Love Hina Christmas Movie
Love Hina is a property that is popular enough that whatever I say about it won't stick. Although I thought the 24-episode television show was derivative of far better shows, as I said in my review a few weeks back, fans unfamiliar with classic anime of fifteen years ago are quite taken with this series. One of my biggest personal complaints with the series was its conclusion, which was simply weak. This concern has been alleviated somewhat with the release of the "Christmas Movie" DVD in the US, which actually includes the Christmas OVA special, as well as the "lost" 25th episode that never aired. Although Love Hina has not broken into my heart yet, this set came closer to getting me to feel some affection for this gleeful copycat. Though it will make little sense to newcomers, the DVD should satisfy those who wanted a little bit more resolution to the Love Hina triangle.

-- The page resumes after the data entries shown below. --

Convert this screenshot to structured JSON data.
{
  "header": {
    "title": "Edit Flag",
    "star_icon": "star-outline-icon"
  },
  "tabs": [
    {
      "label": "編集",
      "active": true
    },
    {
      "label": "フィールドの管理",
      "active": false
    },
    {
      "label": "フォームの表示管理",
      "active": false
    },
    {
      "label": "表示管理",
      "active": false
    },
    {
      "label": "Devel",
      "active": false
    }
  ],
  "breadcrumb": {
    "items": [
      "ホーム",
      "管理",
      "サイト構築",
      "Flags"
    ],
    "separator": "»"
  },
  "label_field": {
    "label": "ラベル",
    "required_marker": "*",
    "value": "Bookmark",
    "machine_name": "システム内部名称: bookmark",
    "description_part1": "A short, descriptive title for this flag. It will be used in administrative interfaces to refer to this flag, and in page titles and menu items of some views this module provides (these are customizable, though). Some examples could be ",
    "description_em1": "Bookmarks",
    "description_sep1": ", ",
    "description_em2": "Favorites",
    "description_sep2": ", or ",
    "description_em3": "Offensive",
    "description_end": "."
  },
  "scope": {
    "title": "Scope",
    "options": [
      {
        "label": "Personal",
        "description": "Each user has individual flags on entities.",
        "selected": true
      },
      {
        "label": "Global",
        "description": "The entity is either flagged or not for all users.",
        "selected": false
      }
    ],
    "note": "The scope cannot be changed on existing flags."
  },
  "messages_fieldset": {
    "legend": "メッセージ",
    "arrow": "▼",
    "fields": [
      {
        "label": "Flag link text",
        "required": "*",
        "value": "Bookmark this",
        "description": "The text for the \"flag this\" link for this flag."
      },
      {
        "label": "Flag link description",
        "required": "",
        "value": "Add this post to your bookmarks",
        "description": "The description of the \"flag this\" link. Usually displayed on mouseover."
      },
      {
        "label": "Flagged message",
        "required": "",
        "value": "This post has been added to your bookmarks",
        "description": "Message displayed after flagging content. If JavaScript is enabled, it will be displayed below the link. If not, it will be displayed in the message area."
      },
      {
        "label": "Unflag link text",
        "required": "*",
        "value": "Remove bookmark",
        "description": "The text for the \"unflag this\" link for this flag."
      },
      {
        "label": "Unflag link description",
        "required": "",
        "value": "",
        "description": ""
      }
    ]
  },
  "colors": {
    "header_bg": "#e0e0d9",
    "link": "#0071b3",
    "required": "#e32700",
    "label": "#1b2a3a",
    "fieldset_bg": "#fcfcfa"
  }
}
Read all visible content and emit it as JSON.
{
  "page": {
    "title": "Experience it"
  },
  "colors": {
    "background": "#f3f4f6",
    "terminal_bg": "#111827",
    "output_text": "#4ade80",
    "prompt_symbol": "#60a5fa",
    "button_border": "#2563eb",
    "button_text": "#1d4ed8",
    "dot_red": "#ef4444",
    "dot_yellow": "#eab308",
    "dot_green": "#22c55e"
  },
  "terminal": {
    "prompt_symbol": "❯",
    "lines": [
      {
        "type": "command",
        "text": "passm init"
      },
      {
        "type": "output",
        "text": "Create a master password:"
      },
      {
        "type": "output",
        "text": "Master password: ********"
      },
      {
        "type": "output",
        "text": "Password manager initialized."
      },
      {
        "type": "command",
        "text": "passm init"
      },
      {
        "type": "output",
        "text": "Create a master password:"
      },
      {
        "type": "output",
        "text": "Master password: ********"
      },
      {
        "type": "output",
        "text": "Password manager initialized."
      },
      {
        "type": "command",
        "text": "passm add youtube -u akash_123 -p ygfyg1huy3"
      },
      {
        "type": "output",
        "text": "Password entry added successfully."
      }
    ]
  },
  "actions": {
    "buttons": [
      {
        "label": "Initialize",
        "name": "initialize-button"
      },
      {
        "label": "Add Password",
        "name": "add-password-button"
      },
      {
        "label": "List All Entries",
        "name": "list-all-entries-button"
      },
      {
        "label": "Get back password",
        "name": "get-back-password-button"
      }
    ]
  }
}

The "lost" episode is surprisingly strong on its own merits, and it's a side story about the swordswoman Motoko. Her sister has come into town to challenge her to return and take over the Shinmei School of martial arts. With her studies, Motoko's skills have grown dull around the edges, and she knows she cannot best her sister. In a bit of last-minute thinking, Motoko claims that Keitaro is her fiancé, and that she needs to stay with him rather than return to the school right away. This outrageous scheme only works so long, and Motoko is forced not only to defend her honor but also to come to some conclusions about how much she values her growth as a young woman outside of her family's training.
Animation wise, this episode is just like the rest of the series, cute and sparkly even if motion-challenged. Although the show didn't air due to its placement--it wouldn't have been an appropriate closing episode by any stretch--it also contains a bit more fan service than the average episode, which made it more appropriate for a home release. As a story, it's fun. It avoids the whole Naru/Keitaro angle entirely, and that's a welcome relief. I do still have a beef with the episode, in that its ending adds yet another "possession by evil spirit/object" story to the canon. This tactic showed up twice in the regular TV run and makes its third appearance here. That's simply inexcusable for a show that isn't at all about supernatural forces. Otherwise, it's better than many episodes that made air.
However, the DVD is not primarily about that episode, but about the Christmas special. It's only 40 minutes long, so calling it a movie is deliberately misleading, but fans won't care. In this episode, Christmas is rapidly approaching, and the residents of Hinata Inn have all been seized by an urban legend that's making its way through the streets of Tokyo. According to the rumor, if you confess your love for somebody on Christmas Eve, your dearest wish will come true. The usual suspects start considering finally declaring how they feel about each other, with all the typical ramifications and consequences up in the air. Though Keitaro sprains an ankle, Naru causes a misunderstanding with a mysterious letter, and the others get in the way of true love by happenstance, all works out by the time the clock strikes midnight on Christmas Eve. Was there any doubt?
For a show advertised as a movie, it doesn't look it. Sure, it's an OVA, but there's not much improvement over the look of the TV show, except for a bit more detail in the backgrounding. But that's not what this special is about; it's about getting Naru and Keitaro together. Problems still abound like they did in the TV series, but there's a lot of great stuff going on as well. On one hand, the contrivances that keep these two apart cover every anime cliché and push them to the breaking point. There's also a tacked-on ending that exists only to allow extra episodes to come afterwards, making less important the resolution the rest of the show strives to attain. But unlike other episodes, this one kept me going in spite of its faults. There's a sense of melancholy pervading this special that brought additional depth to its characters, and there's not nearly as much useless humor. For once, they play straight with us as an audience, letting us really feel for the characters. The show's true ending at five minutes to Christmas is simple yet lovely. I can honestly say I enjoyed this special.
So what for the future? There's more Love Hina to be reviewed, and the Spring Special and Love Hina Again will be on the docket soon. Frankly, I think the Christmas movie is about the best way they could have ended the series, particularly if you ignore the ignominious last minute, so I'll be going into those shows with a bit of trepidation. But if you've watched the TV show and enjoyed it, then this DVD is required viewing--it's better than virtually any single episode before it. I'm not going so far as to recommend Love Hina itself, but I will recommend this for anybody who's enjoyed getting through the TV episodes.
Love Hina Christmas Movie -- fan service -- B+